There was a soft bark and a rustle. She heard the tall man shout “you helping me or not?”
She hugged herself, feeling the chill of this shady spot in her back yard. She went back for her beach towel and quickly folded herself into it. Angela felt that some understanding had been conveyed, though, she would have been less confused had her chance encounter not been with a dog. She peeked over the hedge one last time. The Doberman and the tall man were gone. She watched for a few minutes. He must have brought the dog into the house, she thought. Keep him out of the way. Dogs and children, her mother had once said, were always in the way. That was why they didn’t have a dog. That was why Angela preferred cats.
As she was about to leave another figure appeared on the porch. It was the younger man, wearing only shorts and sneakers, carrying a much larger suitcase, more like a chest you see in those old movies.

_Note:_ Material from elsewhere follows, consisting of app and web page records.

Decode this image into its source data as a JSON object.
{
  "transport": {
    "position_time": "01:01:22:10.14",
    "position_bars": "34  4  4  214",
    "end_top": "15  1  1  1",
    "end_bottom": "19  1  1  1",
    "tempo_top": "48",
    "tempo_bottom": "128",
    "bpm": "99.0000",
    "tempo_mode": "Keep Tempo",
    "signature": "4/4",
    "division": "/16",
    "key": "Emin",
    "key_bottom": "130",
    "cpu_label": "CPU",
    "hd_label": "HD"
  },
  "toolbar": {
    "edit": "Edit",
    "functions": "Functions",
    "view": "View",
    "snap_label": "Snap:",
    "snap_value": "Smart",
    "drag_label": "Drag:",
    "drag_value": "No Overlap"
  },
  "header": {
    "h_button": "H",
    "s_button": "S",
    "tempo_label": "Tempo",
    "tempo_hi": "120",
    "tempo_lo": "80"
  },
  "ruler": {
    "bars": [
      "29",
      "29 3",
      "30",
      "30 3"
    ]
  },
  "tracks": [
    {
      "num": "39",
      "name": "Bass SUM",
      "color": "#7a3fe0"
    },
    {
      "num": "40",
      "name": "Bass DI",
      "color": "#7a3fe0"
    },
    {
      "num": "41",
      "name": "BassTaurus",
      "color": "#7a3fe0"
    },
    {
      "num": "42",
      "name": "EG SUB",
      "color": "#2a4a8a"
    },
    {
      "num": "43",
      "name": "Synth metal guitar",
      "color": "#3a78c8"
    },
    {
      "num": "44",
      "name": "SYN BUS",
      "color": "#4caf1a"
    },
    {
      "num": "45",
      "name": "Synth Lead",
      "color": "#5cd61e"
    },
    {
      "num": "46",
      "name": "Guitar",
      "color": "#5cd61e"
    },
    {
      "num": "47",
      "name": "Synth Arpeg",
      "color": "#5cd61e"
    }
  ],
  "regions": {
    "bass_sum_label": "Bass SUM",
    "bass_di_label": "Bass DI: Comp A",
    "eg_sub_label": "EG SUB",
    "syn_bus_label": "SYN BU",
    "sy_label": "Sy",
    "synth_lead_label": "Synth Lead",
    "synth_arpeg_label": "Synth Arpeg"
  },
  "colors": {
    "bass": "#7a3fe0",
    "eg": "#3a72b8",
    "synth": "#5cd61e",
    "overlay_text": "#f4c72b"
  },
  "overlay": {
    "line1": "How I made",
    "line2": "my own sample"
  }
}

He easily brought it to the rest of the luggage, taking a moment to straighten up the pile that was already there. She wished he’d been the one she talked to. He seemed closer to her in age, and so cool. She remembered a motorcycle at one point and thought that he wore an earring. She kept watching him, wishing him to look her way, thinking how cool it would be to have him walk over and say hello. Maybe she could get him something to drink. The other man must certainly be working him too hard. She wondered if he would sit with her by the pool. He must be hot.
Angela fantasized about telling Kylie how she’d spent the afternoon with her hot neighbor. He walked back to the house. He stopped, his foot on the first step. He turned toward Angela and waved. Instead of waving back she ducked down behind the hedge row trembling. That wasn’t a “oh hi there” wave, she thought. That was a “see you later” wave. There was recognition in that wave, and she tried to remember if she’d ever seen the young man up close. Had she seen his eyes? What color had they been?
Angela dropped her towel and dove into the sun-warmed water of the pool. She stayed under until the goosebumps disappeared and her sunscreen melted away.